• On Monday, Rep. Mary Franson (R- Alexandria) unveiled House Republicans' plan to combat fraud in the CCAP system.
• Fiscal note delays caused the deferral of three DFL top-10 bills to next Tuesday in the Jobs Committee. The bills: HF5 (Paid Family Leave), HF6 (Wage Theft), HF11 (Sick and Safe Time)
• After two months of work, Democrats have passed no bills to address the cost of health care, and continue to block procedural motions to bring a reinsurance bill to the floor. See below to read our "primer" on why reinsurance is the better option.

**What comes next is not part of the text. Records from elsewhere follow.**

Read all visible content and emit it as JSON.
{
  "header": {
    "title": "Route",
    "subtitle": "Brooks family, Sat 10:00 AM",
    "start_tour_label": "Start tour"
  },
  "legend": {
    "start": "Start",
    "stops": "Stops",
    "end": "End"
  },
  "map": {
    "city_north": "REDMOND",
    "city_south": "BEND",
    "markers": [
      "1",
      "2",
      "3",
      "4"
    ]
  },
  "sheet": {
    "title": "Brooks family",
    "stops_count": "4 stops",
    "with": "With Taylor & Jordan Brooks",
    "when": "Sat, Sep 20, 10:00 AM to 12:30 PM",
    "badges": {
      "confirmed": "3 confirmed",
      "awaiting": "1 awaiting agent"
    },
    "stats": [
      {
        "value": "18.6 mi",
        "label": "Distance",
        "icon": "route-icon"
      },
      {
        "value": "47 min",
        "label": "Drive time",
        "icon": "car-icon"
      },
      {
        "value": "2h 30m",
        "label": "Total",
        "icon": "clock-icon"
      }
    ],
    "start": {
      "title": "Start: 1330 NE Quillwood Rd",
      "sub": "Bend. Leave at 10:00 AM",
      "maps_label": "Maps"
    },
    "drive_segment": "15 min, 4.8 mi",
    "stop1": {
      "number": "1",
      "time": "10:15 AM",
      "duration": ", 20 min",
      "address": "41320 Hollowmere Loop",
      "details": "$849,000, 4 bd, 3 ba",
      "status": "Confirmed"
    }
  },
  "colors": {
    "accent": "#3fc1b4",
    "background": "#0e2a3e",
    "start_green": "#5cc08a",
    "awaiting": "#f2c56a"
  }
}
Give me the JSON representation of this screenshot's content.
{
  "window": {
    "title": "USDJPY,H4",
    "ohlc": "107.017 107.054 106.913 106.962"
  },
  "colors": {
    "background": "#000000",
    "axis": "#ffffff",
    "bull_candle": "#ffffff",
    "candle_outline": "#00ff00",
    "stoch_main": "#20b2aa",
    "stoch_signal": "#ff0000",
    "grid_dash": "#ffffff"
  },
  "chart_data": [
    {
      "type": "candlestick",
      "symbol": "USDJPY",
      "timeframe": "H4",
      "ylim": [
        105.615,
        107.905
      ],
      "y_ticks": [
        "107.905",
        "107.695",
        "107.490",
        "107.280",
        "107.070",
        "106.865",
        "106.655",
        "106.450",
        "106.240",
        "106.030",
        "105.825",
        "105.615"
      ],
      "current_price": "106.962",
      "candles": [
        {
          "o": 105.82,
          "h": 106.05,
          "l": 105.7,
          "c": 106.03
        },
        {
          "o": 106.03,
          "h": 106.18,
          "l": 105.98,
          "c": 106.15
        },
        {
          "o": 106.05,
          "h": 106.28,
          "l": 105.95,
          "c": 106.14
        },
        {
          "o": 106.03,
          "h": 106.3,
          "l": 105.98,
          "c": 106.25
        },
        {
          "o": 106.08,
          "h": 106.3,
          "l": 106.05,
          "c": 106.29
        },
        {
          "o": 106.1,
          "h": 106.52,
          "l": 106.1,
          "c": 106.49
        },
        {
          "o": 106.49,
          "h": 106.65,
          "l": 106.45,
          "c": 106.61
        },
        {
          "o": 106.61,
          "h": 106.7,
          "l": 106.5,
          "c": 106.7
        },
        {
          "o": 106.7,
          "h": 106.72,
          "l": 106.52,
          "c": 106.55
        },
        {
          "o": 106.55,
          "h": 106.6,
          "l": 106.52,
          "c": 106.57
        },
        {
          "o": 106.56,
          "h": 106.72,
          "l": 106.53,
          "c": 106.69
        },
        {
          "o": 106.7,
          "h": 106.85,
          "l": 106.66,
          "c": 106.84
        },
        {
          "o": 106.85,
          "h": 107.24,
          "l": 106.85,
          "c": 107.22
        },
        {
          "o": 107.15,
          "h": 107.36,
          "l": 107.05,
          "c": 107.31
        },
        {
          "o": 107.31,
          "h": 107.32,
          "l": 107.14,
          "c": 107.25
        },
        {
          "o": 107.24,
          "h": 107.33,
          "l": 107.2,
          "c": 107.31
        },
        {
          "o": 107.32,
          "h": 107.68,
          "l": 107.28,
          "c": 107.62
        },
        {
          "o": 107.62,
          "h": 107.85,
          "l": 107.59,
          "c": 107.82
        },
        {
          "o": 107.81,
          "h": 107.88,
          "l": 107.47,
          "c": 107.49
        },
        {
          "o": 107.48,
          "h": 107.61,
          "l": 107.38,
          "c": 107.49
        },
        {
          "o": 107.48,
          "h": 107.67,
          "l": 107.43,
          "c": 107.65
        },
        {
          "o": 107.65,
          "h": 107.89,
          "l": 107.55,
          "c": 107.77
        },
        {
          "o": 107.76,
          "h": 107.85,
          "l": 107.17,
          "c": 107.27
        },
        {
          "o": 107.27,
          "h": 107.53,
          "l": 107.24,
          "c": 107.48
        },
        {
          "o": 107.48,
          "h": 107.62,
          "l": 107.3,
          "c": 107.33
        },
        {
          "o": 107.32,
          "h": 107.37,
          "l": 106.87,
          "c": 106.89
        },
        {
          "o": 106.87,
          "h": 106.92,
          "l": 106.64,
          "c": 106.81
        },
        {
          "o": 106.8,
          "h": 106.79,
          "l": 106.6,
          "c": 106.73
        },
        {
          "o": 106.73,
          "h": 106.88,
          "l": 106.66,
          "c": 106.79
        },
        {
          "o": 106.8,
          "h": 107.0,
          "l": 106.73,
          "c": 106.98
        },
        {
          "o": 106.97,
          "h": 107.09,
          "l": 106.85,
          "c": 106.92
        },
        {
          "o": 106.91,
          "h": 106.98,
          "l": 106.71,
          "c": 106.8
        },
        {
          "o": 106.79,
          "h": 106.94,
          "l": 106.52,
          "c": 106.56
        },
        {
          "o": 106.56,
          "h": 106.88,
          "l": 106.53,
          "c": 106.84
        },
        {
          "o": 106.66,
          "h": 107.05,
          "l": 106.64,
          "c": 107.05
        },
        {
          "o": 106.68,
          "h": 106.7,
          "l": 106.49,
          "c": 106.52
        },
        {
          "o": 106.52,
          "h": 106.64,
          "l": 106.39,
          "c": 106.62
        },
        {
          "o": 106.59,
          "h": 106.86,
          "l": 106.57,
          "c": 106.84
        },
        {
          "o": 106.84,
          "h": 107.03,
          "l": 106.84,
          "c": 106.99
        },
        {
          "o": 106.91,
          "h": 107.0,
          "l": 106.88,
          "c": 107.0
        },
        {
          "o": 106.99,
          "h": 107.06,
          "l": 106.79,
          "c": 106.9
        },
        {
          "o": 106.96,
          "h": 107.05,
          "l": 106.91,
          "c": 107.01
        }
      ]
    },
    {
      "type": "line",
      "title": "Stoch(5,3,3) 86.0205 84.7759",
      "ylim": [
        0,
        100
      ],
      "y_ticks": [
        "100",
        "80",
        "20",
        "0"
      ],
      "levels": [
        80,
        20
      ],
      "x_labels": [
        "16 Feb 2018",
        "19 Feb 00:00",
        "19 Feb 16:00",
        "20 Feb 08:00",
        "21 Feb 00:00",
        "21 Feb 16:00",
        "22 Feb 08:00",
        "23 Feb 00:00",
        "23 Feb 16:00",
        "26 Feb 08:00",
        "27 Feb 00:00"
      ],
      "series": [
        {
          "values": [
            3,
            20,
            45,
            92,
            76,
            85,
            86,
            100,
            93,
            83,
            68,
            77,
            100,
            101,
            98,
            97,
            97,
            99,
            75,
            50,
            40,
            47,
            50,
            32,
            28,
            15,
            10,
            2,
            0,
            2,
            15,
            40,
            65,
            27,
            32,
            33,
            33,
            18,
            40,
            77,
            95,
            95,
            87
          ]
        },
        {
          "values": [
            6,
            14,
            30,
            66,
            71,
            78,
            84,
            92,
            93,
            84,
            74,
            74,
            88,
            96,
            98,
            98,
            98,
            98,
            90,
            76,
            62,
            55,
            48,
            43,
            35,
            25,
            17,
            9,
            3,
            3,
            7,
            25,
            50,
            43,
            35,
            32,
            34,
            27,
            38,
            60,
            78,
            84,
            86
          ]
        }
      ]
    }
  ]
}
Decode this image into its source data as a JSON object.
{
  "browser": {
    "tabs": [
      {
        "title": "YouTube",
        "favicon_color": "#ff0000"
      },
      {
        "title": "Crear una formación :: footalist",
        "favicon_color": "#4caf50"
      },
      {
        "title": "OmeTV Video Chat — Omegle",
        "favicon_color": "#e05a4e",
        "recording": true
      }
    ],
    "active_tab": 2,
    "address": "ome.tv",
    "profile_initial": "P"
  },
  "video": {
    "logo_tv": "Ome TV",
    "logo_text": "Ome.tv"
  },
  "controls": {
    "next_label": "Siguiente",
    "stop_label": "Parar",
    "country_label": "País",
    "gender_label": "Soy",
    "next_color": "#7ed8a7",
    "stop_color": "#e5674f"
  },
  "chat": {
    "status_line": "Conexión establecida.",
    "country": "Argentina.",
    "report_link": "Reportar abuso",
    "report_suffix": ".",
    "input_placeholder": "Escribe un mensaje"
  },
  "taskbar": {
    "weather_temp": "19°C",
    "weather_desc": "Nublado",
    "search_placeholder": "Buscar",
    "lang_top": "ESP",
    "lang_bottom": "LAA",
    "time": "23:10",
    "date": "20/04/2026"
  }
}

On March 13, the Legislative Auditor released a long-awaited report on fraud in the Child Care Assistance Program (CCAP). While the report could not corroborate the $100 million fraud figure, or a direct link between the CCAP program and funds going to terrorism, the report did indeed confirm that fraud is pervasive within the system.
Minnesota Legislative Auditor James Nobles testified before the State Senate Human Services Committee, saying, "There is a big problem and state fraud investigators believe it could be as much as $108 million.” He stated that the estimate is based on what 14 investigators, all of whom work for the Minnesota Department of Human Services (DHS), individually reported under oath.
Nobles told lawmakers the investigators testified that there are more than 100 child daycare centers that are either outright committing fraud or are not delivering adequate daycare services.
DHS said there are 4,953 Minnesota daycare centers that qualify for the CCAP program and the total cost of the program for the fiscal year 2018 was $254 million.Read more
• On Tuesday in the Energy and Climate Division, Governor Walz's 100% renewable bill (HF1956) will receive its first hearing.
o Gov. Walz’s plan will require 100% renewable energy by the year 2050. Rep. Chris Swedzinski (R-Ghent) responded to the plan, pointing out that while Republicans don't oppose renewable energy, they oppose mandating the elimination of other means of energy generation by a certain date. Given the technology that we have today, this proposal would cause energy bills to skyrocket and would threaten the reliability of our energy grid, which is critical during polar vortexes and other cold snaps.
• The Legislative Auditor will release their long-awaited report on Childcare Assistance Program (CCAP) Fraud on Wednesday at 9AM. Expect a House Republican press conference shortly after the release of the report, and the report will be discussed at the Senate Human Services Reform Committee meeting at 3:30PM.
o Last week, Rep. Josh Heintzeman (R-Nisswa) highlighted outrageous language in a bill submitted by Rep. Carlie Kotyza-Witthuhn (DFL-Eden Prairie) that would allow people who have admitted to giving counties false information, false attendance reports, or refused to provide attendance records the opportunity have an extra review at taxpayer expense.
• The Governor's tax bill (HF2125) will have its first hearing in Taxes on Tuesday.
• Rep. Tina Liebling (DFL-Rochester) and Gov. Walz's ONEcare (Health Insurance) bill (HF3) receives its next hearing in the Commerce Committee on Wednesday.
o Over the past week, Minnesota Management and Budget has released two separate fiscal notes for SF761, the Senate bill to extend reinsurance for three years. The fiscal notes confirm that reinsurance would "reduce premiums in the individual market in plan years 2020-2022," and premiums "could be as much as 20 percent lower due to the reinsurance program."
o Despite his own state agencies confirming that reinsurance works to bring down premium costs, Gov. Walz did not include a reinsurance extension in his budget. Instead, he is proposing a 20 percent premium rebate plan that would only help a portion of the individual market; cost the state more compared to reinsurance; and would do nothing to prevent premium prices from skyrocketing.
o The bill to extend reinsurance was heard in the House Commerce committee earlier this session, but remains stuck in Rep. Liebling's Health and Human Services Finance Division.